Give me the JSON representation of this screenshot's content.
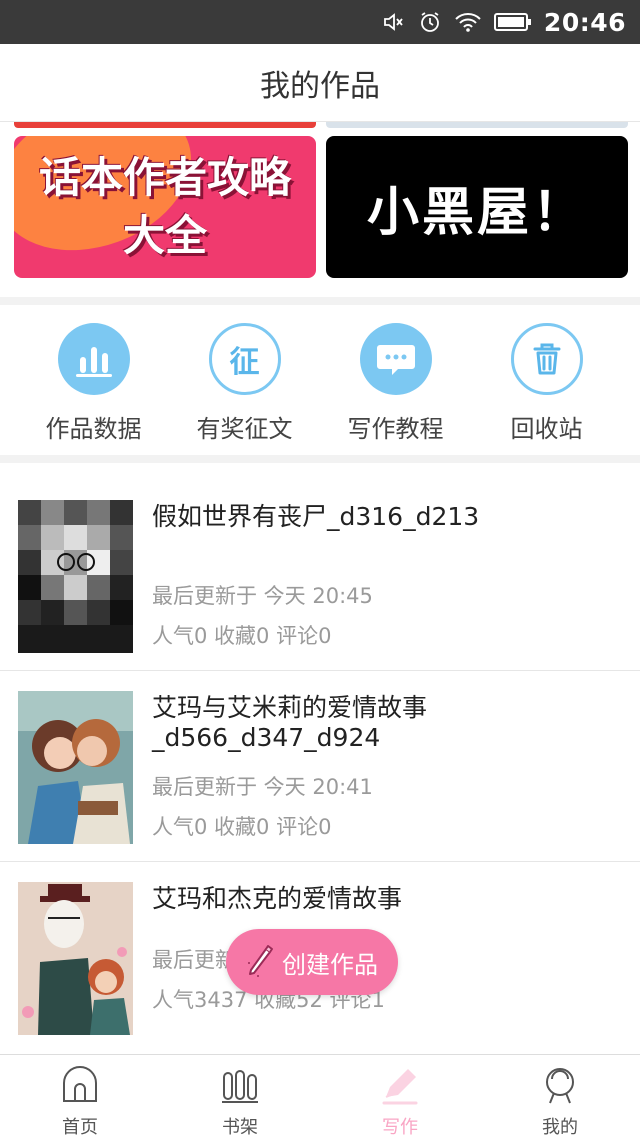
{
  "status_bar": {
    "time": "20:46",
    "icons": [
      "mute-icon",
      "alarm-icon",
      "wifi-icon",
      "battery-icon"
    ]
  },
  "header": {
    "title": "我的作品"
  },
  "banners": [
    {
      "text_line1": "话本作者攻略",
      "text_line2": "大全"
    },
    {
      "text": "小黑屋！"
    }
  ],
  "quick_menu": [
    {
      "label": "作品数据",
      "icon": "bar-chart-icon"
    },
    {
      "label": "有奖征文",
      "icon": "contest-icon",
      "icon_char": "征"
    },
    {
      "label": "写作教程",
      "icon": "chat-bubble-icon"
    },
    {
      "label": "回收站",
      "icon": "trash-icon"
    }
  ],
  "works": [
    {
      "title": "假如世界有丧尸_d316_d213",
      "updated": "最后更新于 今天 20:45",
      "stats": "人气0  收藏0  评论0"
    },
    {
      "title": "艾玛与艾米莉的爱情故事_d566_d347_d924",
      "updated": "最后更新于 今天 20:41",
      "stats": "人气0  收藏0  评论0"
    },
    {
      "title": "艾玛和杰克的爱情故事",
      "updated": "最后更新",
      "stats": "人气3437  收藏52  评论1"
    }
  ],
  "fab": {
    "label": "创建作品"
  },
  "tabs": [
    {
      "label": "首页",
      "icon": "home-icon"
    },
    {
      "label": "书架",
      "icon": "bookshelf-icon"
    },
    {
      "label": "写作",
      "icon": "pen-icon",
      "active": true
    },
    {
      "label": "我的",
      "icon": "profile-icon"
    }
  ],
  "colors": {
    "accent_pink": "#f677a6",
    "icon_blue": "#7cc8f2",
    "status_bar": "#3a3a3a"
  }
}
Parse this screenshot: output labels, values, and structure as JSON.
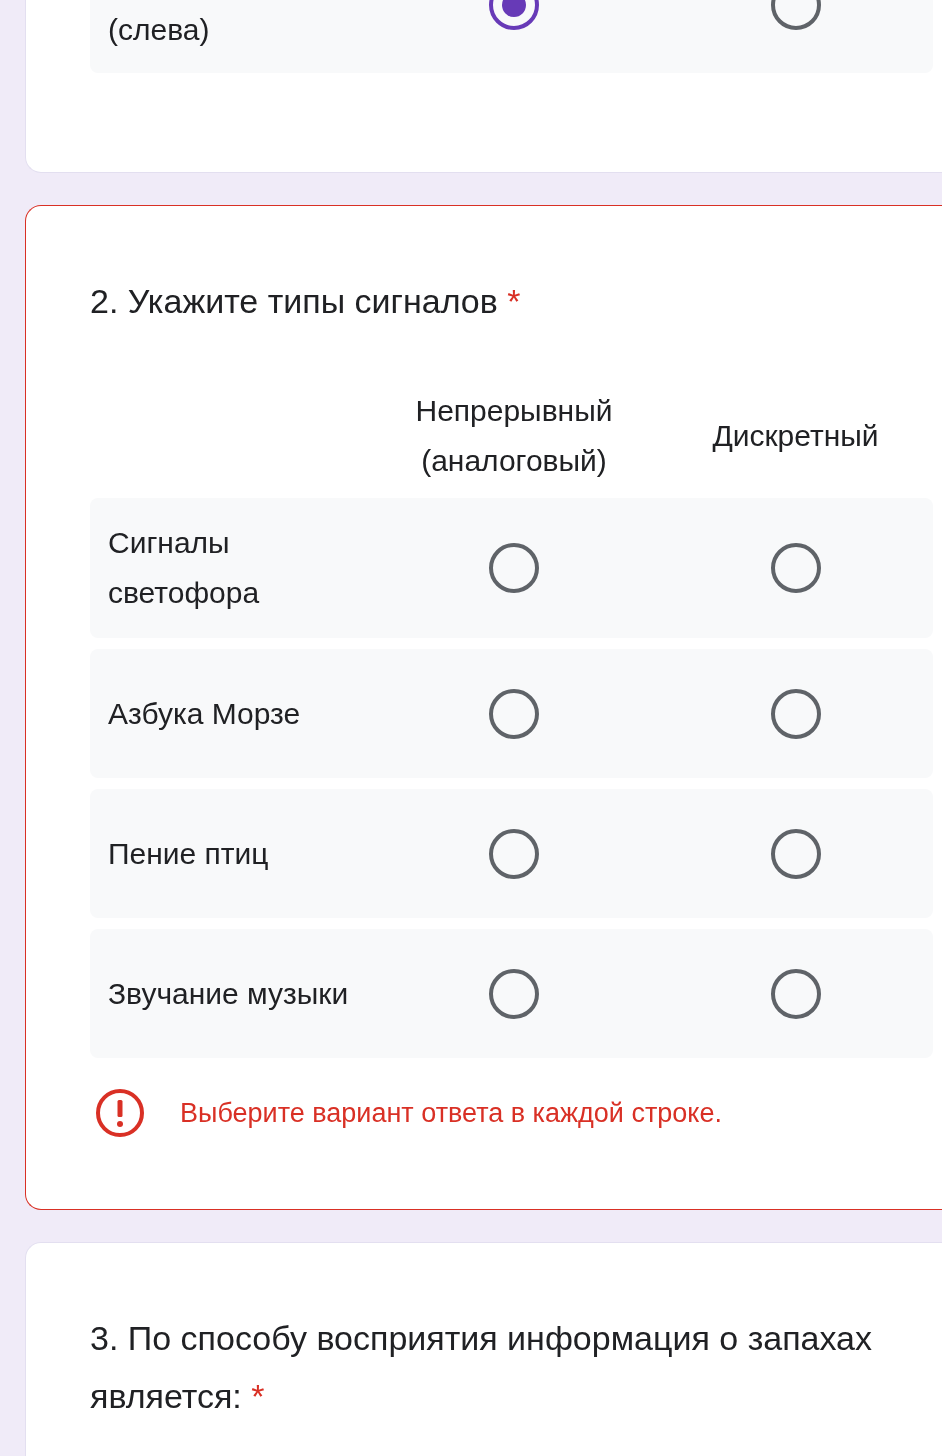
{
  "questions": [
    {
      "kind": "grid",
      "rows": [
        {
          "label": "(слева)",
          "choices": [
            {
              "selected": true
            },
            {
              "selected": false
            }
          ]
        }
      ]
    },
    {
      "kind": "grid",
      "title": "2. Укажите типы сигналов",
      "required_mark": "*",
      "columns": [
        "Непрерывный (аналоговый)",
        "Дискретный"
      ],
      "rows": [
        {
          "label": "Сигналы светофора",
          "choices": [
            {
              "selected": false
            },
            {
              "selected": false
            }
          ]
        },
        {
          "label": "Азбука Морзе",
          "choices": [
            {
              "selected": false
            },
            {
              "selected": false
            }
          ]
        },
        {
          "label": "Пение птиц",
          "choices": [
            {
              "selected": false
            },
            {
              "selected": false
            }
          ]
        },
        {
          "label": "Звучание музыки",
          "choices": [
            {
              "selected": false
            },
            {
              "selected": false
            }
          ]
        }
      ],
      "error": "Выберите вариант ответа в каждой строке."
    },
    {
      "kind": "text",
      "title": "3. По способу восприятия информация о запахах является:",
      "required_mark": "*"
    }
  ]
}
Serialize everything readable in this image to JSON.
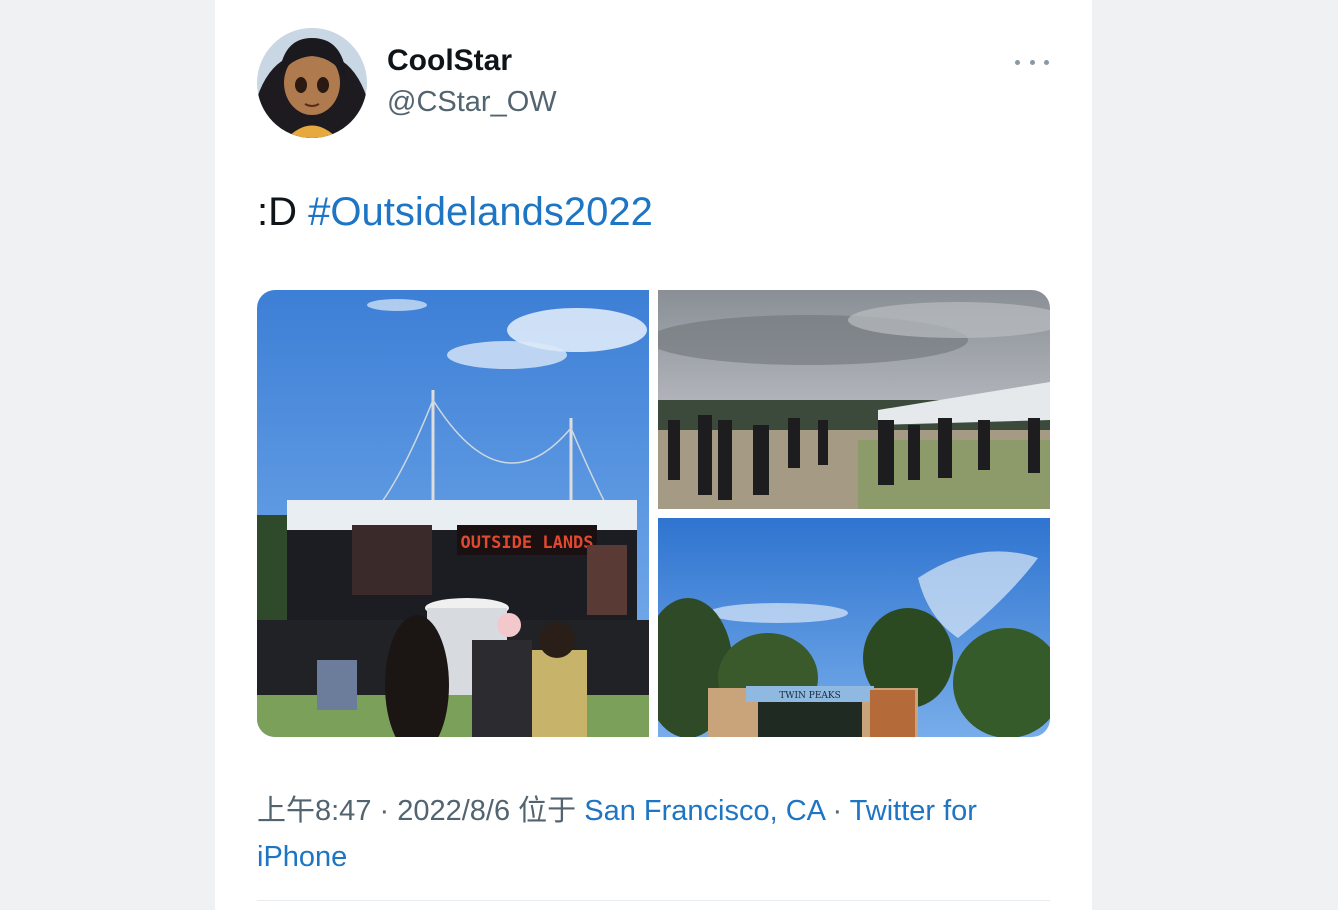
{
  "tweet": {
    "display_name": "CoolStar",
    "handle": "@CStar_OW",
    "text_prefix": ":D ",
    "hashtag": "#Outsidelands2022",
    "more_icon": "more-horizontal-icon",
    "media": [
      {
        "description_name": "stage-photo",
        "sign_text": "OUTSIDE LANDS"
      },
      {
        "description_name": "crowd-photo"
      },
      {
        "description_name": "entrance-photo",
        "sign_text": "TWIN PEAKS"
      }
    ],
    "meta": {
      "time": "上午8:47",
      "sep1": " · ",
      "date": "2022/8/6",
      "location_prefix": " 位于 ",
      "location": "San Francisco, CA",
      "sep2": " · ",
      "source": "Twitter for iPhone"
    }
  },
  "colors": {
    "link": "#1d75c4",
    "text": "#0f1419",
    "muted": "#536471"
  }
}
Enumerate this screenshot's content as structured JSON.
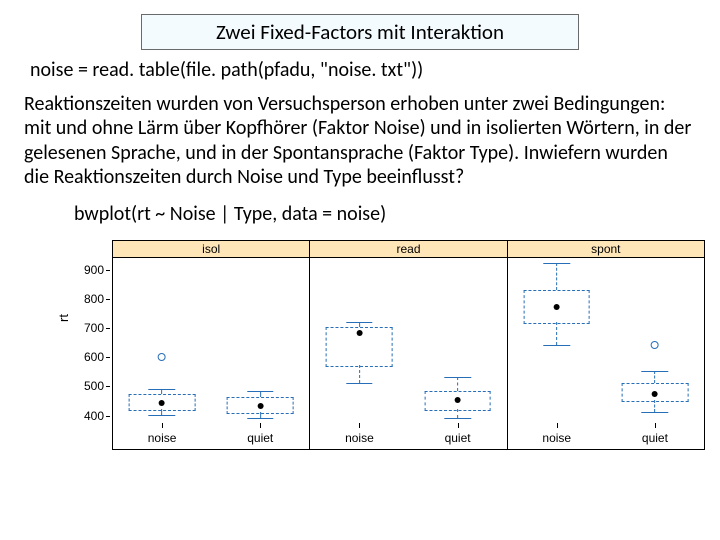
{
  "title": "Zwei Fixed-Factors mit Interaktion",
  "code_line1": "noise = read. table(file. path(pfadu, \"noise. txt\"))",
  "body_text": "Reaktionszeiten wurden von Versuchsperson erhoben unter zwei Bedingungen: mit und ohne Lärm über Kopfhörer (Faktor Noise) und in isolierten Wörtern, in der gelesenen Sprache, und in der Spontansprache (Faktor Type). Inwiefern wurden die Reaktionszeiten durch Noise und Type beeinflusst?",
  "code_line2": "bwplot(rt ~ Noise | Type, data = noise)",
  "chart_data": {
    "type": "box",
    "ylabel": "rt",
    "ylim": [
      400,
      950
    ],
    "yticks": [
      400,
      500,
      600,
      700,
      800,
      900
    ],
    "x_categories": [
      "noise",
      "quiet"
    ],
    "panels": [
      {
        "label": "isol",
        "boxes": [
          {
            "x": "noise",
            "min": 420,
            "q1": 440,
            "median": 460,
            "q3": 490,
            "max": 510,
            "outliers": [
              620
            ]
          },
          {
            "x": "quiet",
            "min": 410,
            "q1": 430,
            "median": 450,
            "q3": 480,
            "max": 500,
            "outliers": []
          }
        ]
      },
      {
        "label": "read",
        "boxes": [
          {
            "x": "noise",
            "min": 530,
            "q1": 590,
            "median": 700,
            "q3": 720,
            "max": 740,
            "outliers": []
          },
          {
            "x": "quiet",
            "min": 410,
            "q1": 440,
            "median": 470,
            "q3": 500,
            "max": 550,
            "outliers": []
          }
        ]
      },
      {
        "label": "spont",
        "boxes": [
          {
            "x": "noise",
            "min": 660,
            "q1": 740,
            "median": 790,
            "q3": 850,
            "max": 940,
            "outliers": []
          },
          {
            "x": "quiet",
            "min": 430,
            "q1": 470,
            "median": 490,
            "q3": 530,
            "max": 570,
            "outliers": [
              660
            ]
          }
        ]
      }
    ]
  }
}
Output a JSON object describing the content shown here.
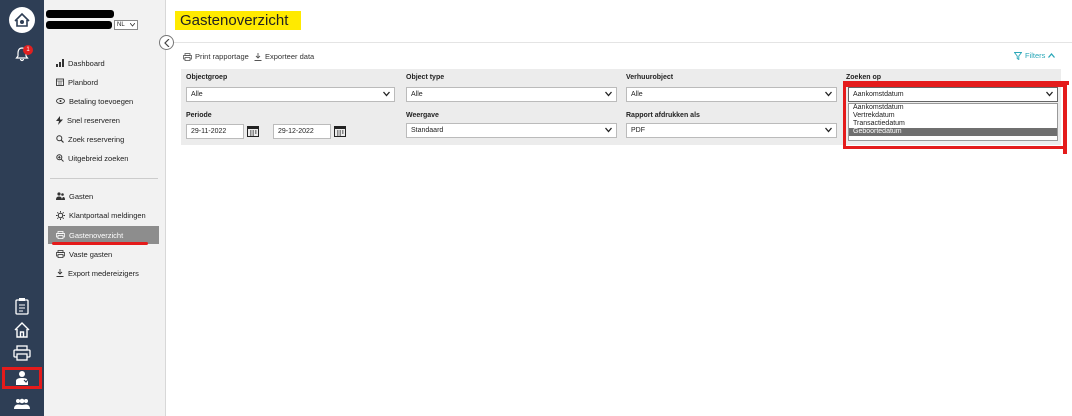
{
  "app": {
    "language": "NL",
    "notification_count": "1"
  },
  "menu": {
    "group1": [
      {
        "label": "Dashboard",
        "icon": "bar-chart-icon"
      },
      {
        "label": "Planbord",
        "icon": "calendar-icon"
      },
      {
        "label": "Betaling toevoegen",
        "icon": "payment-icon"
      },
      {
        "label": "Snel reserveren",
        "icon": "lightning-icon"
      },
      {
        "label": "Zoek reservering",
        "icon": "search-icon"
      },
      {
        "label": "Uitgebreid zoeken",
        "icon": "zoom-icon"
      }
    ],
    "group2": [
      {
        "label": "Gasten",
        "icon": "users-icon"
      },
      {
        "label": "Klantportaal meldingen",
        "icon": "gear-icon"
      },
      {
        "label": "Gastenoverzicht",
        "icon": "printer-icon",
        "active": true
      },
      {
        "label": "Vaste gasten",
        "icon": "printer-icon"
      },
      {
        "label": "Export medereizigers",
        "icon": "download-icon"
      }
    ]
  },
  "page": {
    "title": "Gastenoverzicht"
  },
  "toolbar": {
    "print_label": "Print rapportage",
    "export_label": "Exporteer data",
    "filters_label": "Filters"
  },
  "filters": {
    "objectgroep_label": "Objectgroep",
    "objectgroep_value": "Alle",
    "objecttype_label": "Object type",
    "objecttype_value": "Alle",
    "verhuurobject_label": "Verhuurobject",
    "verhuurobject_value": "Alle",
    "zoeken_op_label": "Zoeken op",
    "zoeken_op_value": "Aankomstdatum",
    "periode_label": "Periode",
    "periode_from": "29-11-2022",
    "periode_to": "29-12-2022",
    "weergave_label": "Weergave",
    "weergave_value": "Standaard",
    "rapport_label": "Rapport afdrukken als",
    "rapport_value": "PDF"
  },
  "dropdown": {
    "options": [
      "Aankomstdatum",
      "Vertrekdatum",
      "Transactiedatum",
      "Geboortedatum"
    ],
    "highlighted": "Geboortedatum"
  },
  "colors": {
    "rail": "#2e3e55",
    "accent": "#2aa7b8",
    "highlight": "#ffea00",
    "annotation_red": "#e41b1b"
  }
}
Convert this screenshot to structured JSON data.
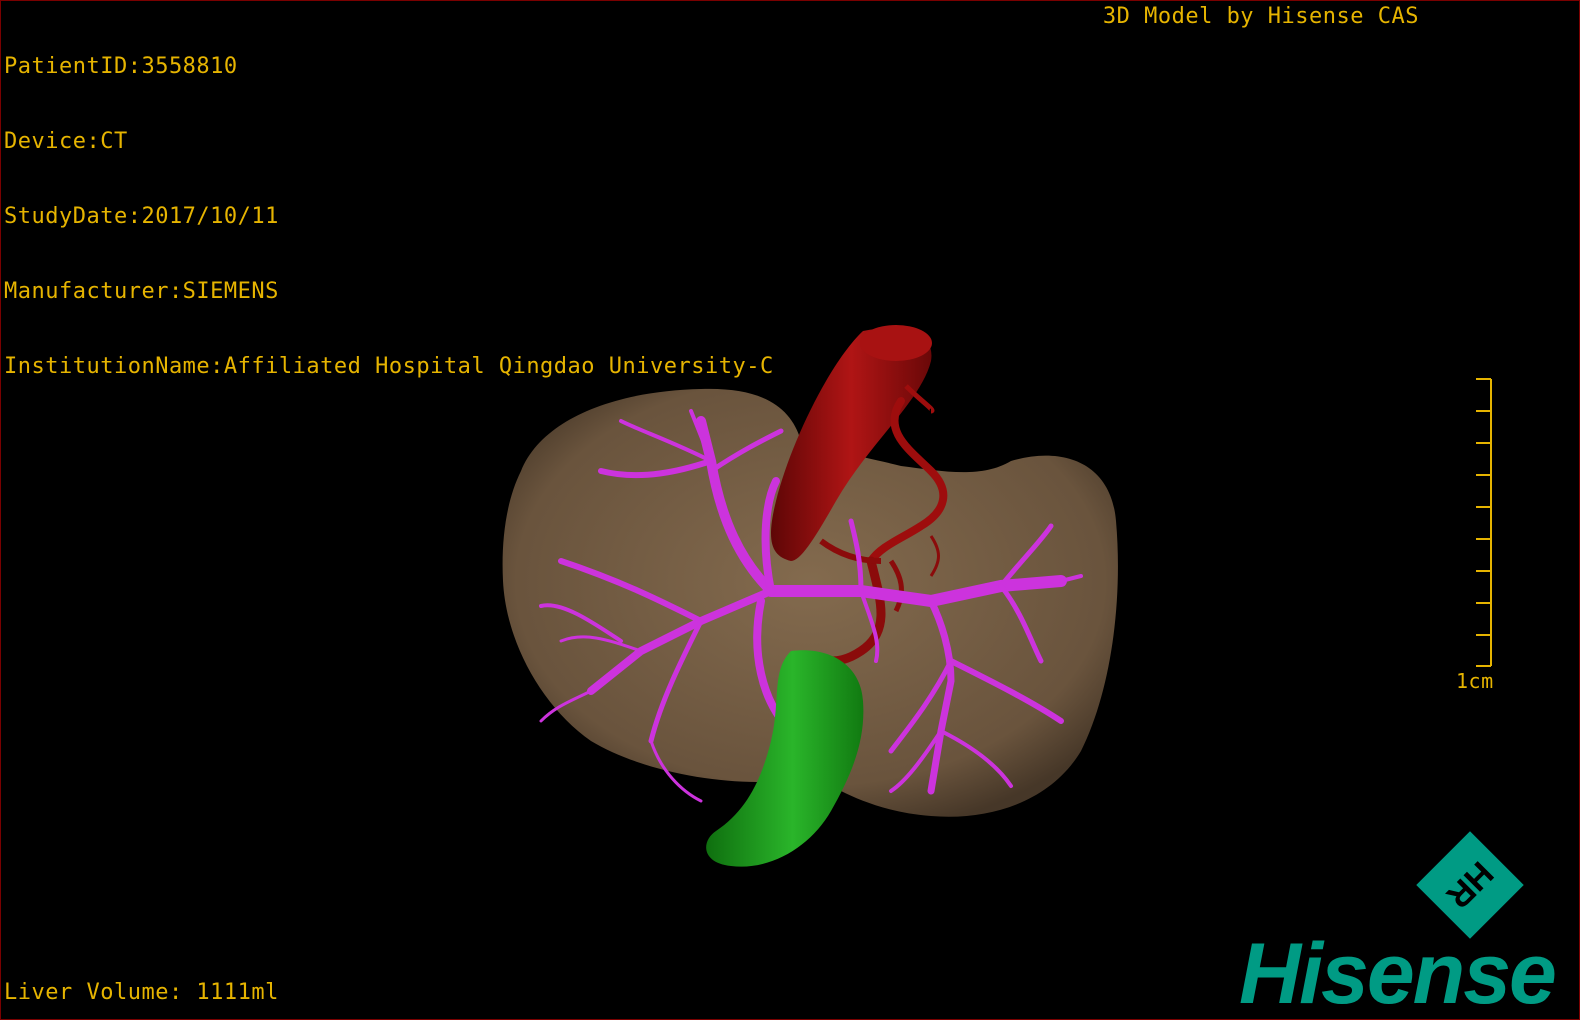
{
  "overlay": {
    "patient_id": "PatientID:3558810",
    "device": "Device:CT",
    "study_date": "StudyDate:2017/10/11",
    "manufacturer": "Manufacturer:SIEMENS",
    "institution": "InstitutionName:Affiliated Hospital Qingdao University-C",
    "credit": "3D Model by Hisense CAS",
    "liver_volume": "Liver Volume: 1111ml"
  },
  "scale_bar": {
    "label": "1cm"
  },
  "branding": {
    "logo_text": "Hisense",
    "badge_text": "HR"
  },
  "colors": {
    "overlay_text": "#e6b400",
    "liver": "#7a6248",
    "vessel_magenta": "#cc33dd",
    "artery_red": "#9e0d0d",
    "gallbladder_green": "#1fa11f",
    "brand_teal": "#009b84",
    "frame": "#7a0000"
  }
}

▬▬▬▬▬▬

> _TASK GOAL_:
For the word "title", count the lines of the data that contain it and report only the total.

> _TASK OUTPUT_:
8